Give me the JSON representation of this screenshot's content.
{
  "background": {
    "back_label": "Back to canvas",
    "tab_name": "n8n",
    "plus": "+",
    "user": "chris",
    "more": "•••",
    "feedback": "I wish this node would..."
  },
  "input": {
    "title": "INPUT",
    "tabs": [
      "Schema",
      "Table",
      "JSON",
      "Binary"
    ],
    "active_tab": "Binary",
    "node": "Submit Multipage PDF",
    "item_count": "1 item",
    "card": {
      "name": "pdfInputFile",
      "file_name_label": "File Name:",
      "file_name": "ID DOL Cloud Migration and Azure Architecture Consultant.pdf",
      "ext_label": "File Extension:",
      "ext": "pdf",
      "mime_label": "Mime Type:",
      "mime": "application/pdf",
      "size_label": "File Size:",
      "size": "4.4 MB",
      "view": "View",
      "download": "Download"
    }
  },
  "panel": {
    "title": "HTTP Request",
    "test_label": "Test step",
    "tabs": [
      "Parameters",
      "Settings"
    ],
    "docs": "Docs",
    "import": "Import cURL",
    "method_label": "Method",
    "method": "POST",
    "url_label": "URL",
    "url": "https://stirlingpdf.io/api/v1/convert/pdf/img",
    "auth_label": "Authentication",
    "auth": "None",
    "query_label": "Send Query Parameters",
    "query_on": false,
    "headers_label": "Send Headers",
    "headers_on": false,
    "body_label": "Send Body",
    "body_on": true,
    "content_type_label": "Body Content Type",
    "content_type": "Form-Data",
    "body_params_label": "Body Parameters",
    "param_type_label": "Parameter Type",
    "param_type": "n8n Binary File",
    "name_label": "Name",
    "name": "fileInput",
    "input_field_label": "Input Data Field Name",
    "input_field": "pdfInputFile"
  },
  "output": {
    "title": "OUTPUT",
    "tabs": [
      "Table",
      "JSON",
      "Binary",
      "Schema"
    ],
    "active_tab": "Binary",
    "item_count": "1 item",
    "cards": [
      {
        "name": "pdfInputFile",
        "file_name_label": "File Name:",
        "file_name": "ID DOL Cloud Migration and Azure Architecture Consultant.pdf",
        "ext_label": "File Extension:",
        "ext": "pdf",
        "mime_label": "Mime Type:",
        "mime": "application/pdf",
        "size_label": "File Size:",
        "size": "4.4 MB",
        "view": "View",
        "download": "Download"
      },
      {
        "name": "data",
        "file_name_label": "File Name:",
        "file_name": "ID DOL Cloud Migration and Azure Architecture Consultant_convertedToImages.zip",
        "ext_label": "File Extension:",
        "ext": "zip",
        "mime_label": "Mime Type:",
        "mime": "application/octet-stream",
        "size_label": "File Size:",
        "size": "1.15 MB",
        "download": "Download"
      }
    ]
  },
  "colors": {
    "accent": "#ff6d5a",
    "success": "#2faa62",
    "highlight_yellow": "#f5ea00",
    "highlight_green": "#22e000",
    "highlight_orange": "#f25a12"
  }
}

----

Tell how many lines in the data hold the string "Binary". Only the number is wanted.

5